“In the last 20 years, the fibre optic strands contained in cables made at our Dee Why plant would wrap around the globe 500 times, the copper pairs contained in our copper cables 250 times,” Mr Doyle said.

“Our telecommunication business supplies most of the fibre optic and metallic cables installed in Australia and New Zealand.This success has been achieved despite strong and relentless competition from Asian manufacturers over many years. One big factor in our success is that we manufacture in Australia. This enables us to be very responsive to industry needs, developing cables that best fit local requirements and being able to make and deliver them in much shorter times than offshore competition.”

Rick Masotto at Prysmian cable factory, Cromer.
Picture: Monique Harmer

“Australian and New Zealand carriers also demand the security that only local manufacture can provide. As we negotiate and emerge from the COVID-19 pandemic, this will become even more important as international supply chains become higher risk.” 

Meanwhile, Simon Guthrie from The Diving Co said his highly trained commercial divers are mainly all from the northern beaches but often work further afield, so connecting Scotland Island was a welcome job for them. They also ran cable along the western Pittwater side. 

“They’re all very strong, tough professional divers,” he said. “The work may sound good, but they go out all year round. Most retire from commercial diving by the age of 50.”

Sean Mentieth, a commercial diver, from Narrabeen, who works for The Diving Co, based in Seaforth.
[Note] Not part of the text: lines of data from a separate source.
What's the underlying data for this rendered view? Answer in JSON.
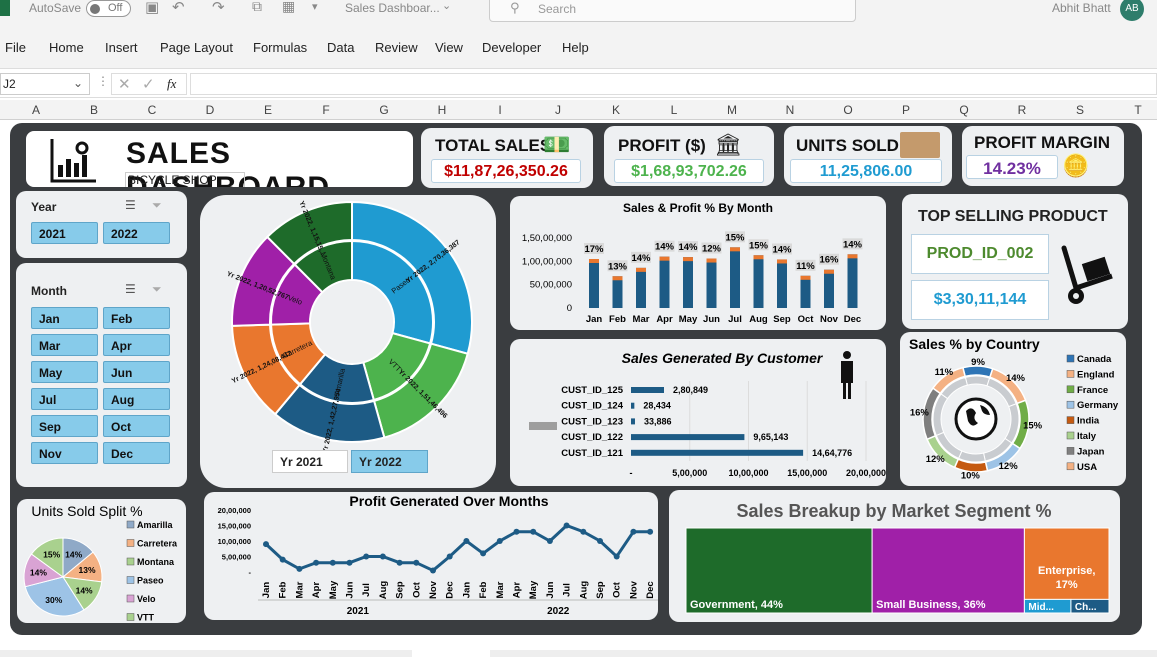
{
  "titlebar": {
    "autosave": "AutoSave",
    "toggle": "Off",
    "doc_title": "Sales Dashboar...",
    "search_placeholder": "Search",
    "user_name": "Abhit Bhatt",
    "user_initials": "AB"
  },
  "menu": [
    "File",
    "Home",
    "Insert",
    "Page Layout",
    "Formulas",
    "Data",
    "Review",
    "View",
    "Developer",
    "Help"
  ],
  "formula": {
    "namebox": "J2",
    "fx": "fx",
    "value": ""
  },
  "columns": [
    "A",
    "B",
    "C",
    "D",
    "E",
    "F",
    "G",
    "H",
    "I",
    "J",
    "K",
    "L",
    "M",
    "N",
    "O",
    "P",
    "Q",
    "R",
    "S",
    "T"
  ],
  "header": {
    "title": "SALES  DASHBOARD",
    "subtitle": "BICYCLE SHOP"
  },
  "kpis": {
    "total_sales": {
      "label": "TOTAL SALES",
      "value": "$11,87,26,350.26",
      "color": "#c00000"
    },
    "profit": {
      "label": "PROFIT ($)",
      "value": "$1,68,93,702.26",
      "color": "#4db34d"
    },
    "units": {
      "label": "UNITS SOLD",
      "value": "11,25,806.00",
      "color": "#1f9bd1"
    },
    "margin": {
      "label": "PROFIT MARGIN",
      "value": "14.23%",
      "color": "#7030a0"
    }
  },
  "slicer_year": {
    "title": "Year",
    "items": [
      "2021",
      "2022"
    ]
  },
  "slicer_month": {
    "title": "Month",
    "items": [
      "Jan",
      "Feb",
      "Mar",
      "Apr",
      "May",
      "Jun",
      "Jul",
      "Aug",
      "Sep",
      "Oct",
      "Nov",
      "Dec"
    ]
  },
  "sunburst_legend": {
    "y2021": "Yr 2021",
    "y2022": "Yr 2022"
  },
  "top_product": {
    "title": "TOP SELLING PRODUCT",
    "product": "PROD_ID_002",
    "value": "$3,30,11,144"
  },
  "colors": {
    "board": "#3a3d40",
    "bar": "#1d5b85",
    "bar_top": "#e9772e",
    "kpi_border": "#b9d2e3"
  },
  "chart_data": [
    {
      "type": "bar",
      "title": "Sales & Profit % By Month",
      "categories": [
        "Jan",
        "Feb",
        "Mar",
        "Apr",
        "May",
        "Jun",
        "Jul",
        "Aug",
        "Sep",
        "Oct",
        "Nov",
        "Dec"
      ],
      "series": [
        {
          "values": [
            10500000,
            6800000,
            8600000,
            11000000,
            10900000,
            10600000,
            13000000,
            11300000,
            10400000,
            6900000,
            8200000,
            11500000
          ]
        }
      ],
      "data_labels": [
        "17%",
        "13%",
        "14%",
        "14%",
        "14%",
        "12%",
        "15%",
        "15%",
        "14%",
        "11%",
        "16%",
        "14%"
      ],
      "y_ticks": [
        "0",
        "50,00,000",
        "1,00,00,000",
        "1,50,00,000"
      ],
      "ylim": [
        0,
        15000000
      ]
    },
    {
      "type": "bar",
      "title": "Sales Generated By Customer",
      "categories": [
        "CUST_ID_125",
        "CUST_ID_124",
        "CUST_ID_123",
        "CUST_ID_122",
        "CUST_ID_121"
      ],
      "values": [
        280849,
        28434,
        33886,
        965143,
        1464776
      ],
      "data_labels": [
        "2,80,849",
        "28,434",
        "33,886",
        "9,65,143",
        "14,64,776"
      ],
      "x_ticks": [
        "-",
        "5,00,000",
        "10,00,000",
        "15,00,000",
        "20,00,000"
      ],
      "xlim": [
        0,
        2000000
      ]
    },
    {
      "type": "pie",
      "title": "Sales % by Country",
      "categories": [
        "Canada",
        "England",
        "France",
        "Germany",
        "India",
        "Italy",
        "Japan",
        "USA"
      ],
      "values": [
        9,
        14,
        15,
        12,
        10,
        12,
        16,
        11
      ],
      "data_labels": [
        "9%",
        "14%",
        "15%",
        "12%",
        "10%",
        "12%",
        "16%",
        "11%"
      ],
      "colors": [
        "#2e75b6",
        "#f4b183",
        "#70ad47",
        "#9dc3e6",
        "#c55a11",
        "#a9d18e",
        "#7f7f7f",
        "#f4b183"
      ]
    },
    {
      "type": "pie",
      "title": "Units Sold Split %",
      "categories": [
        "Amarilla",
        "Carretera",
        "Montana",
        "Paseo",
        "Velo",
        "VTT"
      ],
      "values": [
        14,
        13,
        14,
        30,
        14,
        15
      ],
      "data_labels": [
        "14%",
        "13%",
        "14%",
        "30%",
        "14%",
        "15%"
      ],
      "colors": [
        "#8fa9c7",
        "#f4b183",
        "#a9d18e",
        "#9dc3e6",
        "#d9a3d4",
        "#a9d18e"
      ]
    },
    {
      "type": "line",
      "title": "Profit Generated Over Months",
      "x": [
        "Jan",
        "Feb",
        "Mar",
        "Apr",
        "May",
        "Jun",
        "Jul",
        "Aug",
        "Sep",
        "Oct",
        "Nov",
        "Dec",
        "Jan",
        "Feb",
        "Mar",
        "Apr",
        "May",
        "Jun",
        "Jul",
        "Aug",
        "Sep",
        "Oct",
        "Nov",
        "Dec"
      ],
      "groups": [
        "2021",
        "2022"
      ],
      "values": [
        900000,
        400000,
        100000,
        300000,
        300000,
        300000,
        500000,
        500000,
        300000,
        300000,
        50000,
        500000,
        1000000,
        600000,
        1000000,
        1300000,
        1300000,
        1000000,
        1500000,
        1300000,
        1000000,
        500000,
        1300000,
        1300000
      ],
      "y_ticks": [
        "-",
        "5,00,000",
        "10,00,000",
        "15,00,000",
        "20,00,000"
      ],
      "ylim": [
        0,
        2000000
      ]
    },
    {
      "type": "heatmap",
      "title": "Sales Breakup by Market Segment %",
      "categories": [
        "Government",
        "Small Business",
        "Enterprise",
        "Mid...",
        "Ch..."
      ],
      "values": [
        44,
        36,
        17,
        2,
        1
      ],
      "labels": [
        "Government, 44%",
        "Small Business, 36%",
        "Enterprise, 17%",
        "Mid...",
        "Ch..."
      ]
    },
    {
      "type": "pie",
      "title": "",
      "categories": [
        "Paseo",
        "VTT",
        "Amarilla",
        "Carretera",
        "Velo",
        "Montana"
      ],
      "labels": [
        "Paseo",
        "VTT",
        "Amarilla",
        "Carretera",
        "Velo",
        "Montana"
      ],
      "outer_labels": [
        "Yr 2022, 2,70,36,387",
        "Yr 2022, 1,51,46,496",
        "Yr 2022, 1,42,27,954",
        "Yr 2022, 1,24,08,442",
        "Yr 2022, 1,20,52,767",
        "Yr 2022, 1,15,15,..."
      ],
      "values": [
        27036387,
        15146496,
        14227954,
        12408442,
        12052767,
        11515000
      ]
    }
  ]
}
The team is currently working in the Hawesbury River.
Picture: Supplied

Before the cable is laid, a special environmental map of the area is made to ensure environmental protection, particularly of sea grasses. The divers then have to protect the cable with special armour called articulated pipe in places where damage can occur, such as close to shore and where boat activity occurs. On the seabed the cable is buried around a metre deep, using a special water jet in some areas, depending on the seabed environment and geography. Former navy clearance diver Jared Darcey, 28, of Dee Why, said the Scotland Island job took around three weeks and they laid around 800m of cable around the seagrass sanctuary, where possible. Where that was not possible they covered the cable with armour instead of burying it. In another area they came across a type of seagrass considered to be a pest which they were obligated to remove while they were laying the cable. “This was a local operation and it was good to have local knowledge,” Mr Darcey said. “I grew up around Pittwater and have dived there for years.” 

He said they saw the odd stingray while working, and a lot of mud. “There’s a lot of soft mud in the seabed and layers of oysters from years ago,” he said. The team is currently in the Hawkesbury River connecting remote spots along the waterway. Work will begin in June connecting other outlying remote communities around Pittwater including Elvina Bay, Lovett Bay and Morning Bay. A NBN spokesman said connecting to Scotland Island was a complex task and more work on the island needs to be done before residents can be switched on, including bringing in new poles, and aerial cables in this instance. He said by connecting to the NBN, people living on Scotland Island will have their internet experience enhanced by being connected to fast, reliable broadband, which has not been possible before with ADSL. Meanwhile, the majority of northern beaches homes and businesses are now connected or ready to connect, with the last major connections due at end of June, and a couple later in the year.

By Julie Cross, Manly Daily – 27 May 2020

Installation of submarine cable between Church Point and Scotland Island NSW.